→ THE PROBLEM
In your copy, the records appear word for word and the pictures do not appear at all.

→ TASK DATA
*** Block opens ***

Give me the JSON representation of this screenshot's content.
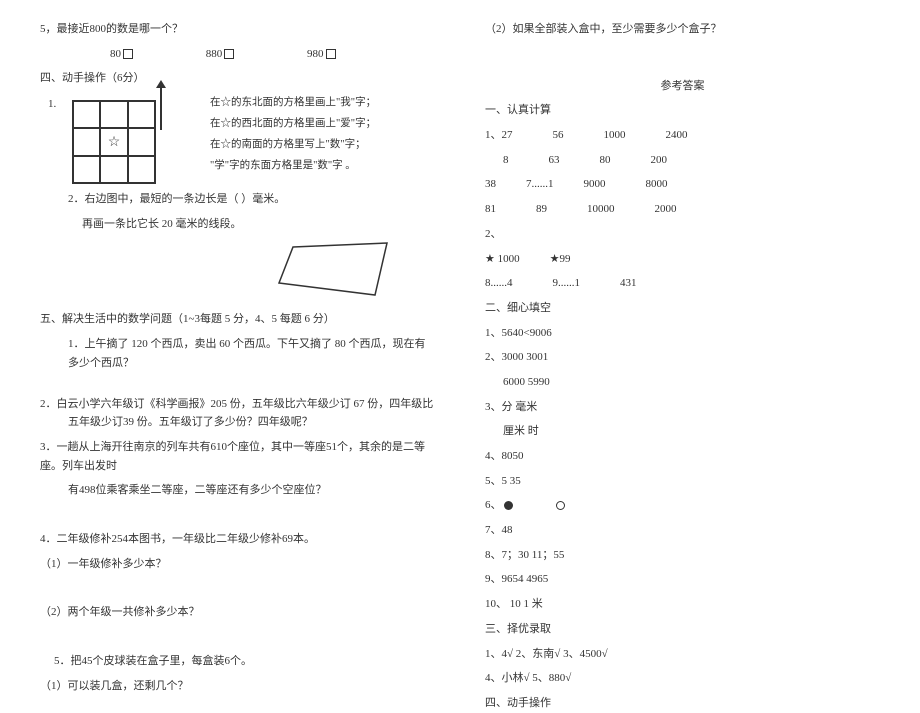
{
  "left": {
    "q5": "5，最接近800的数是哪一个？",
    "opt_a": "80",
    "opt_b": "880",
    "opt_c": "980",
    "sec4_title": "四、动手操作（6分）",
    "sec4_1": "1.",
    "grid_line1": "在☆的东北面的方格里画上\"我\"字；",
    "grid_line2": "在☆的西北面的方格里画上\"爱\"字；",
    "grid_line3": "在☆的南面的方格里写上\"数\"字；",
    "grid_line4": "\"学\"字的东面方格里是\"数\"字 。",
    "sec4_2a": "2．右边图中，最短的一条边长是（      ）毫米。",
    "sec4_2b": "再画一条比它长 20 毫米的线段。",
    "sec5_title": "五、解决生活中的数学问题（1~3每题 5 分，4、5 每题 6 分）",
    "sec5_1": "1．上午摘了 120 个西瓜，卖出 60 个西瓜。下午又摘了 80 个西瓜，现在有多少个西瓜？",
    "sec5_2": "2．白云小学六年级订《科学画报》205 份，五年级比六年级少订 67 份，四年级比五年级少订39 份。五年级订了多少份？四年级呢？",
    "sec5_3a": "3．一趟从上海开往南京的列车共有610个座位，其中一等座51个，其余的是二等座。列车出发时",
    "sec5_3b": "有498位乘客乘坐二等座，二等座还有多少个空座位？",
    "sec5_4": "4．二年级修补254本图书，一年级比二年级少修补69本。",
    "sec5_4_1": "（1）一年级修补多少本？",
    "sec5_4_2": "（2）两个年级一共修补多少本？",
    "sec5_5": "5．把45个皮球装在盒子里，每盒装6个。",
    "sec5_5_1": "（1）可以装几盒，还剩几个？"
  },
  "right": {
    "q2": "（2）如果全部装入盒中，至少需要多少个盒子？",
    "ans_title": "参考答案",
    "s1": "一、认真计算",
    "r1a": "1、27",
    "r1b": "56",
    "r1c": "1000",
    "r1d": "2400",
    "r2a": "8",
    "r2b": "63",
    "r2c": "80",
    "r2d": "200",
    "r3a": "38",
    "r3b": "7......1",
    "r3c": "9000",
    "r3d": "8000",
    "r4a": "81",
    "r4b": "89",
    "r4c": "10000",
    "r4d": "2000",
    "s2": "2、",
    "star1": "★  1000",
    "star2": "★99",
    "r7": "8......4",
    "r7b": "9......1",
    "r7c": "431",
    "s2_title": "二、细心填空",
    "a1": "1、5640<9006",
    "a2": "2、3000     3001",
    "a2b": "6000     5990",
    "a3": "3、分     毫米",
    "a3b": "厘米     时",
    "a4": "4、8050",
    "a5": "5、5    35",
    "a6": "6、",
    "a7": "7、48",
    "a8": "8、7；30      11；55",
    "a9": "9、9654     4965",
    "a10": "10、 10       1        米",
    "s3_title": "三、择优录取",
    "c1": "1、4√    2、东南√    3、4500√",
    "c2": "4、小林√    5、880√",
    "s4_title": "四、动手操作"
  }
}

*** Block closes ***

→ RESULT OF THIS EXERCISE
Give me the JSON representation of this screenshot's content.
{
  "left": {
    "q5": "5，最接近800的数是哪一个？",
    "opt_a": "80",
    "opt_b": "880",
    "opt_c": "980",
    "sec4_title": "四、动手操作（6分）",
    "sec4_1": "1.",
    "grid_line1": "在☆的东北面的方格里画上\"我\"字；",
    "grid_line2": "在☆的西北面的方格里画上\"爱\"字；",
    "grid_line3": "在☆的南面的方格里写上\"数\"字；",
    "grid_line4": "\"学\"字的东面方格里是\"数\"字 。",
    "sec4_2a": "2．右边图中，最短的一条边长是（      ）毫米。",
    "sec4_2b": "再画一条比它长 20 毫米的线段。",
    "sec5_title": "五、解决生活中的数学问题（1~3每题 5 分，4、5 每题 6 分）",
    "sec5_1": "1．上午摘了 120 个西瓜，卖出 60 个西瓜。下午又摘了 80 个西瓜，现在有多少个西瓜？",
    "sec5_2": "2．白云小学六年级订《科学画报》205 份，五年级比六年级少订 67 份，四年级比五年级少订39 份。五年级订了多少份？四年级呢？",
    "sec5_3a": "3．一趟从上海开往南京的列车共有610个座位，其中一等座51个，其余的是二等座。列车出发时",
    "sec5_3b": "有498位乘客乘坐二等座，二等座还有多少个空座位？",
    "sec5_4": "4．二年级修补254本图书，一年级比二年级少修补69本。",
    "sec5_4_1": "（1）一年级修补多少本？",
    "sec5_4_2": "（2）两个年级一共修补多少本？",
    "sec5_5": "5．把45个皮球装在盒子里，每盒装6个。",
    "sec5_5_1": "（1）可以装几盒，还剩几个？"
  },
  "right": {
    "q2": "（2）如果全部装入盒中，至少需要多少个盒子？",
    "ans_title": "参考答案",
    "s1": "一、认真计算",
    "r1a": "1、27",
    "r1b": "56",
    "r1c": "1000",
    "r1d": "2400",
    "r2a": "8",
    "r2b": "63",
    "r2c": "80",
    "r2d": "200",
    "r3a": "38",
    "r3b": "7......1",
    "r3c": "9000",
    "r3d": "8000",
    "r4a": "81",
    "r4b": "89",
    "r4c": "10000",
    "r4d": "2000",
    "s2": "2、",
    "star1": "★  1000",
    "star2": "★99",
    "r7": "8......4",
    "r7b": "9......1",
    "r7c": "431",
    "s2_title": "二、细心填空",
    "a1": "1、5640<9006",
    "a2": "2、3000     3001",
    "a2b": "6000     5990",
    "a3": "3、分     毫米",
    "a3b": "厘米     时",
    "a4": "4、8050",
    "a5": "5、5    35",
    "a6": "6、",
    "a7": "7、48",
    "a8": "8、7；30      11；55",
    "a9": "9、9654     4965",
    "a10": "10、 10       1        米",
    "s3_title": "三、择优录取",
    "c1": "1、4√    2、东南√    3、4500√",
    "c2": "4、小林√    5、880√",
    "s4_title": "四、动手操作"
  }
}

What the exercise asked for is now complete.